◆ **Problem**: Your answer must be an exact copy of the records below, minus the pictures.

══ Data to use

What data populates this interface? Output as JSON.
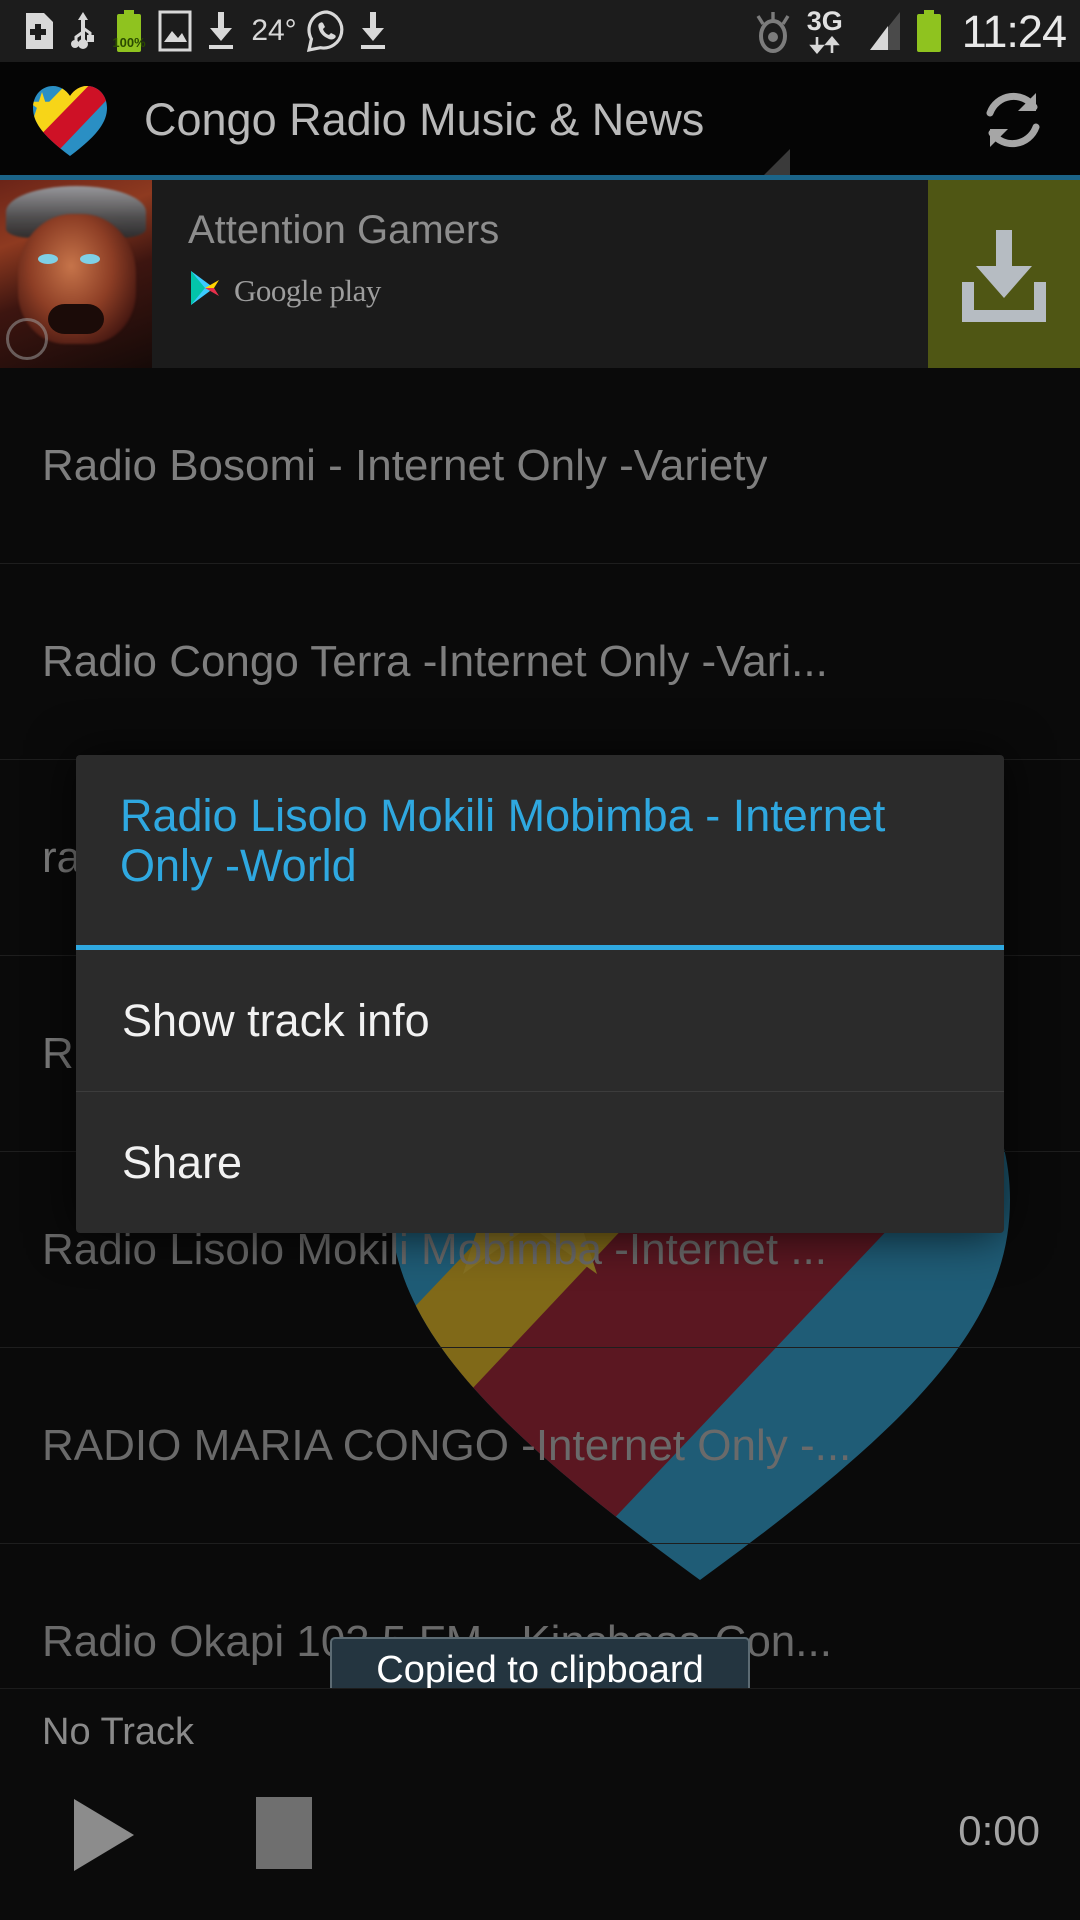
{
  "status_bar": {
    "time": "11:24",
    "network": "3G",
    "temperature": "24°",
    "battery_percent": "100%",
    "icons": [
      "sd-card-add-icon",
      "usb-icon",
      "battery-charging-icon",
      "screenshot-image-icon",
      "download-icon",
      "weather-temp-icon",
      "whatsapp-icon",
      "download-icon-2",
      "smart-stay-eye-icon",
      "3g-data-icon",
      "signal-bars-icon",
      "battery-icon"
    ]
  },
  "action_bar": {
    "title": "Congo Radio Music & News",
    "logo_icon": "congo-flag-heart-icon",
    "refresh_icon": "refresh-icon"
  },
  "ad_banner": {
    "headline": "Attention Gamers",
    "store_label": "Google play",
    "store_icon": "google-play-icon",
    "cta_icon": "download-icon",
    "cta_color": "#4f5614",
    "thumbnail_icon": "game-warrior-thumbnail"
  },
  "stations": [
    {
      "label": "Radio Bosomi - Internet Only -Variety"
    },
    {
      "label": "Radio Congo Terra -Internet Only -Vari..."
    },
    {
      "label": "ra"
    },
    {
      "label": "R"
    },
    {
      "label": "Radio Lisolo Mokili Mobimba -Internet ..."
    },
    {
      "label": "RADIO MARIA CONGO -Internet Only -..."
    },
    {
      "label": "Radio Okapi 103.5 FM - Kinshasa Con..."
    }
  ],
  "dialog": {
    "title": "Radio Lisolo Mokili Mobimba - Internet Only -World",
    "accent_color": "#2fa8e0",
    "items": [
      {
        "label": "Show track info"
      },
      {
        "label": "Share"
      }
    ]
  },
  "toast": {
    "message": "Copied to clipboard"
  },
  "player": {
    "track_label": "No Track",
    "elapsed": "0:00",
    "play_icon": "play-icon",
    "stop_icon": "stop-icon"
  }
}
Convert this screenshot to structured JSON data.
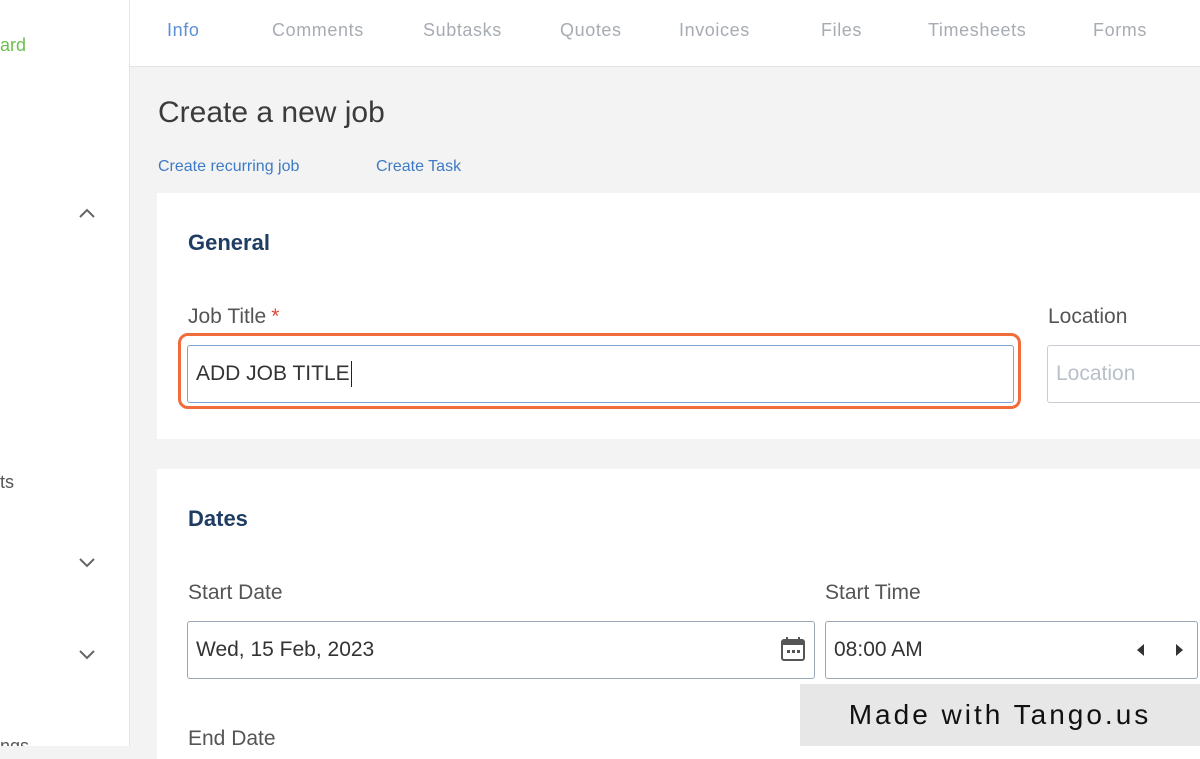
{
  "sidebar": {
    "active_item_fragment": "ard",
    "fragment_2": "ts",
    "fragment_3": "ngs"
  },
  "tabs": [
    {
      "label": "Info",
      "active": true
    },
    {
      "label": "Comments"
    },
    {
      "label": "Subtasks"
    },
    {
      "label": "Quotes"
    },
    {
      "label": "Invoices"
    },
    {
      "label": "Files"
    },
    {
      "label": "Timesheets"
    },
    {
      "label": "Forms"
    }
  ],
  "page": {
    "title": "Create a new job",
    "links": {
      "recurring": "Create recurring job",
      "task": "Create Task"
    }
  },
  "general": {
    "title": "General",
    "job_title_label": "Job Title",
    "required_mark": "*",
    "job_title_value": "ADD JOB TITLE",
    "location_label": "Location",
    "location_placeholder": "Location"
  },
  "dates": {
    "title": "Dates",
    "start_date_label": "Start Date",
    "start_date_value": "Wed, 15 Feb, 2023",
    "start_time_label": "Start Time",
    "start_time_value": "08:00 AM",
    "end_date_label": "End Date"
  },
  "watermark": "Made with Tango.us",
  "colors": {
    "accent_green": "#6cc04a",
    "tab_active": "#5b8fd3",
    "link": "#3e7bc4",
    "highlight": "#f26b3a",
    "section_title": "#1f3d63"
  }
}
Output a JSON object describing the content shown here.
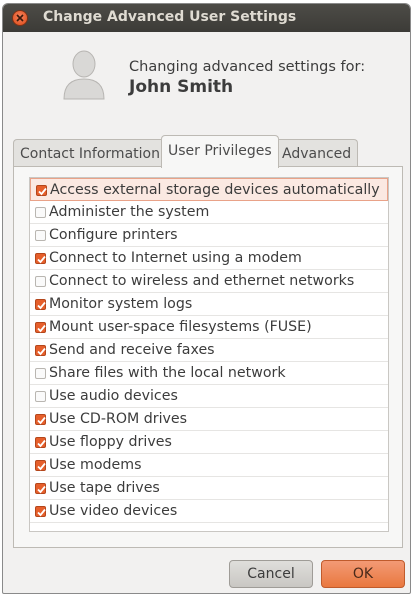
{
  "window": {
    "title": "Change Advanced User Settings"
  },
  "header": {
    "line1": "Changing advanced settings for:",
    "user_name": "John Smith",
    "avatar_icon": "user-silhouette-icon"
  },
  "tabs": [
    {
      "label": "Contact Information",
      "active": false
    },
    {
      "label": "User Privileges",
      "active": true
    },
    {
      "label": "Advanced",
      "active": false
    }
  ],
  "privileges": [
    {
      "label": "Access external storage devices automatically",
      "checked": true,
      "selected": true
    },
    {
      "label": "Administer the system",
      "checked": false
    },
    {
      "label": "Configure printers",
      "checked": false
    },
    {
      "label": "Connect to Internet using a modem",
      "checked": true
    },
    {
      "label": "Connect to wireless and ethernet networks",
      "checked": false
    },
    {
      "label": "Monitor system logs",
      "checked": true
    },
    {
      "label": "Mount user-space filesystems (FUSE)",
      "checked": true
    },
    {
      "label": "Send and receive faxes",
      "checked": true
    },
    {
      "label": "Share files with the local network",
      "checked": false
    },
    {
      "label": "Use audio devices",
      "checked": false
    },
    {
      "label": "Use CD-ROM drives",
      "checked": true
    },
    {
      "label": "Use floppy drives",
      "checked": true
    },
    {
      "label": "Use modems",
      "checked": true
    },
    {
      "label": "Use tape drives",
      "checked": true
    },
    {
      "label": "Use video devices",
      "checked": true
    }
  ],
  "buttons": {
    "cancel": "Cancel",
    "ok": "OK"
  },
  "colors": {
    "accent": "#e65f2b",
    "titlebar": "#3c3b37"
  }
}
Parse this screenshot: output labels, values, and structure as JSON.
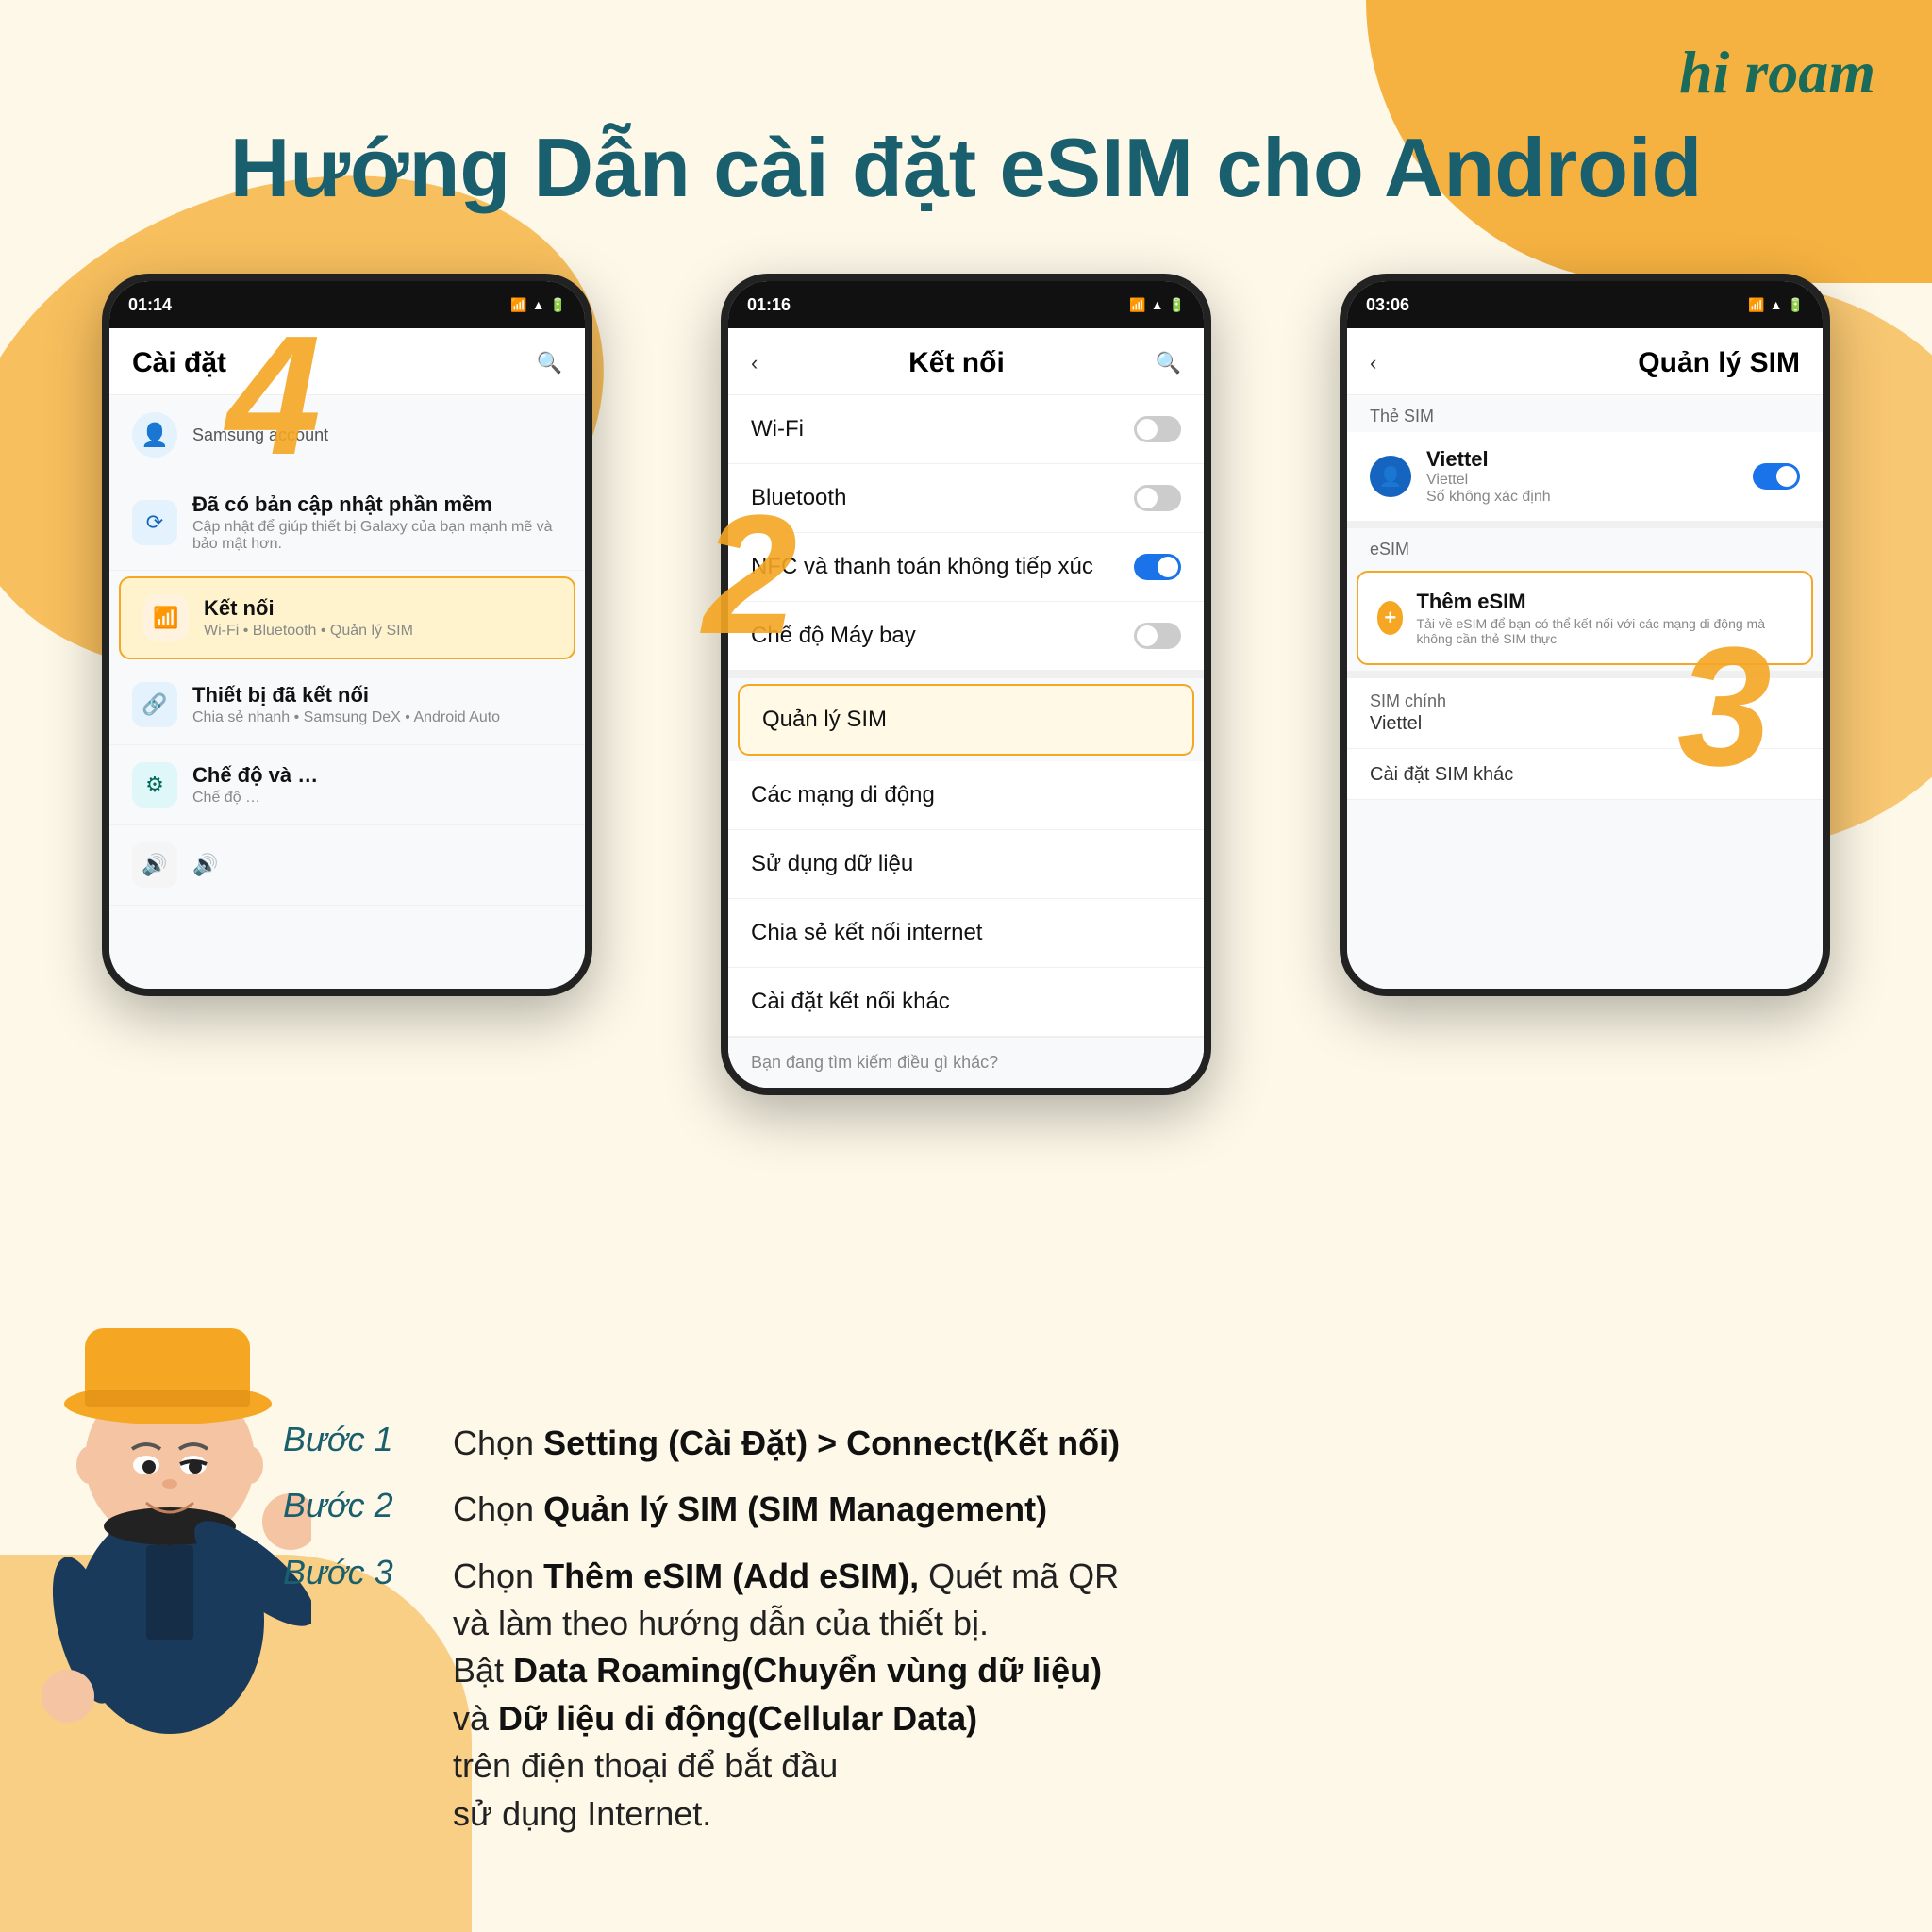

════

◆ **Response box**:
What data populates this interface? Output as JSON.
{
  "status_bar": {
    "time": "11:24",
    "network": "3G",
    "temperature": "24°",
    "battery_percent": "100%",
    "icons": [
      "sd-card-add-icon",
      "usb-icon",
      "battery-charging-icon",
      "screenshot-image-icon",
      "download-icon",
      "weather-temp-icon",
      "whatsapp-icon",
      "download-icon-2",
      "smart-stay-eye-icon",
      "3g-data-icon",
      "signal-bars-icon",
      "battery-icon"
    ]
  },
  "action_bar": {
    "title": "Congo Radio Music & News",
    "logo_icon": "congo-flag-heart-icon",
    "refresh_icon": "refresh-icon"
  },
  "ad_banner": {
    "headline": "Attention Gamers",
    "store_label": "Google play",
    "store_icon": "google-play-icon",
    "cta_icon": "download-icon",
    "cta_color": "#4f5614",
    "thumbnail_icon": "game-warrior-thumbnail"
  },
  "stations": [
    {
      "label": "Radio Bosomi - Internet Only -Variety"
    },
    {
      "label": "Radio Congo Terra -Internet Only -Vari..."
    },
    {
      "label": "ra"
    },
    {
      "label": "R"
    },
    {
      "label": "Radio Lisolo Mokili Mobimba -Internet ..."
    },
    {
      "label": "RADIO MARIA CONGO -Internet Only -..."
    },
    {
      "label": "Radio Okapi 103.5 FM - Kinshasa Con..."
    }
  ],
  "dialog": {
    "title": "Radio Lisolo Mokili Mobimba - Internet Only -World",
    "accent_color": "#2fa8e0",
    "items": [
      {
        "label": "Show track info"
      },
      {
        "label": "Share"
      }
    ]
  },
  "toast": {
    "message": "Copied to clipboard"
  },
  "player": {
    "track_label": "No Track",
    "elapsed": "0:00",
    "play_icon": "play-icon",
    "stop_icon": "stop-icon"
  }
}
Convert this screenshot to structured JSON data.
{
  "sidebar": {
    "active_item_fragment": "ard",
    "fragment_2": "ts",
    "fragment_3": "ngs"
  },
  "tabs": [
    {
      "label": "Info",
      "active": true
    },
    {
      "label": "Comments"
    },
    {
      "label": "Subtasks"
    },
    {
      "label": "Quotes"
    },
    {
      "label": "Invoices"
    },
    {
      "label": "Files"
    },
    {
      "label": "Timesheets"
    },
    {
      "label": "Forms"
    }
  ],
  "page": {
    "title": "Create a new job",
    "links": {
      "recurring": "Create recurring job",
      "task": "Create Task"
    }
  },
  "general": {
    "title": "General",
    "job_title_label": "Job Title",
    "required_mark": "*",
    "job_title_value": "ADD JOB TITLE",
    "location_label": "Location",
    "location_placeholder": "Location"
  },
  "dates": {
    "title": "Dates",
    "start_date_label": "Start Date",
    "start_date_value": "Wed, 15 Feb, 2023",
    "start_time_label": "Start Time",
    "start_time_value": "08:00 AM",
    "end_date_label": "End Date"
  },
  "watermark": "Made with Tango.us",
  "colors": {
    "accent_green": "#6cc04a",
    "tab_active": "#5b8fd3",
    "link": "#3e7bc4",
    "highlight": "#f26b3a",
    "section_title": "#1f3d63"
  }
}
Output a JSON object describing the content shown here.
{
  "window": {
    "title": "Change Advanced User Settings"
  },
  "header": {
    "line1": "Changing advanced settings for:",
    "user_name": "John Smith",
    "avatar_icon": "user-silhouette-icon"
  },
  "tabs": [
    {
      "label": "Contact Information",
      "active": false
    },
    {
      "label": "User Privileges",
      "active": true
    },
    {
      "label": "Advanced",
      "active": false
    }
  ],
  "privileges": [
    {
      "label": "Access external storage devices automatically",
      "checked": true,
      "selected": true
    },
    {
      "label": "Administer the system",
      "checked": false
    },
    {
      "label": "Configure printers",
      "checked": false
    },
    {
      "label": "Connect to Internet using a modem",
      "checked": true
    },
    {
      "label": "Connect to wireless and ethernet networks",
      "checked": false
    },
    {
      "label": "Monitor system logs",
      "checked": true
    },
    {
      "label": "Mount user-space filesystems (FUSE)",
      "checked": true
    },
    {
      "label": "Send and receive faxes",
      "checked": true
    },
    {
      "label": "Share files with the local network",
      "checked": false
    },
    {
      "label": "Use audio devices",
      "checked": false
    },
    {
      "label": "Use CD-ROM drives",
      "checked": true
    },
    {
      "label": "Use floppy drives",
      "checked": true
    },
    {
      "label": "Use modems",
      "checked": true
    },
    {
      "label": "Use tape drives",
      "checked": true
    },
    {
      "label": "Use video devices",
      "checked": true
    }
  ],
  "buttons": {
    "cancel": "Cancel",
    "ok": "OK"
  },
  "colors": {
    "accent": "#e65f2b",
    "titlebar": "#3c3b37"
  }
}
Parse this screenshot: output labels, values, and structure as JSON.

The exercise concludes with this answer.